EXERCISE DATA:
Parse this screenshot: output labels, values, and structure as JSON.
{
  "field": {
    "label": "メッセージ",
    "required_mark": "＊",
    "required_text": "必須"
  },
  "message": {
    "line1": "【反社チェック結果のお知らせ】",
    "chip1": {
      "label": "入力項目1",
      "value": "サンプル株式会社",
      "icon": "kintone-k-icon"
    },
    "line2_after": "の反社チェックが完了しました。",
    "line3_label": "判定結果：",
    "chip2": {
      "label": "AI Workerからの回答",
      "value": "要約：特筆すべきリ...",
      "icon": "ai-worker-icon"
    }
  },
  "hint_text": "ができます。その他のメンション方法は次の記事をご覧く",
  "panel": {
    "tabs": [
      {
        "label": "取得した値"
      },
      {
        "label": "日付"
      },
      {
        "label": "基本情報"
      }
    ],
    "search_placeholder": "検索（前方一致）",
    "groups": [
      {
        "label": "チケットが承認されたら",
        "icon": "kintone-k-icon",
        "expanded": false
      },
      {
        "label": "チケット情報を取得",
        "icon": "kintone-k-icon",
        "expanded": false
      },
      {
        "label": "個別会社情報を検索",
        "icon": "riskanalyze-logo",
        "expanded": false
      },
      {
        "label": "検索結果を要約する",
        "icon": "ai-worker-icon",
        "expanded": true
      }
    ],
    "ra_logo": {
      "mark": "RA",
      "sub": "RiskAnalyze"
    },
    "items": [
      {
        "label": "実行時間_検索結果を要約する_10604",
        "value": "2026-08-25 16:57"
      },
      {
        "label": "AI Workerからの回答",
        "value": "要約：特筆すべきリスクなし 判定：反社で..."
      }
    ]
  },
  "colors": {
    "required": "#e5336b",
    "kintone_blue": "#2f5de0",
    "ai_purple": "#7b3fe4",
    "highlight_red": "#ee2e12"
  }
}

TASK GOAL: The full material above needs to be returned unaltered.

TASK RESPONSE:
Parse this screenshot: output labels, values, and structure as JSON.
{
  "field": {
    "label": "メッセージ",
    "required_mark": "＊",
    "required_text": "必須"
  },
  "message": {
    "line1": "【反社チェック結果のお知らせ】",
    "chip1": {
      "label": "入力項目1",
      "value": "サンプル株式会社",
      "icon": "kintone-k-icon"
    },
    "line2_after": "の反社チェックが完了しました。",
    "line3_label": "判定結果：",
    "chip2": {
      "label": "AI Workerからの回答",
      "value": "要約：特筆すべきリ...",
      "icon": "ai-worker-icon"
    }
  },
  "hint_text": "ができます。その他のメンション方法は次の記事をご覧く",
  "panel": {
    "tabs": [
      {
        "label": "取得した値"
      },
      {
        "label": "日付"
      },
      {
        "label": "基本情報"
      }
    ],
    "search_placeholder": "検索（前方一致）",
    "groups": [
      {
        "label": "チケットが承認されたら",
        "icon": "kintone-k-icon",
        "expanded": false
      },
      {
        "label": "チケット情報を取得",
        "icon": "kintone-k-icon",
        "expanded": false
      },
      {
        "label": "個別会社情報を検索",
        "icon": "riskanalyze-logo",
        "expanded": false
      },
      {
        "label": "検索結果を要約する",
        "icon": "ai-worker-icon",
        "expanded": true
      }
    ],
    "ra_logo": {
      "mark": "RA",
      "sub": "RiskAnalyze"
    },
    "items": [
      {
        "label": "実行時間_検索結果を要約する_10604",
        "value": "2026-08-25 16:57"
      },
      {
        "label": "AI Workerからの回答",
        "value": "要約：特筆すべきリスクなし 判定：反社で..."
      }
    ]
  },
  "colors": {
    "required": "#e5336b",
    "kintone_blue": "#2f5de0",
    "ai_purple": "#7b3fe4",
    "highlight_red": "#ee2e12"
  }
}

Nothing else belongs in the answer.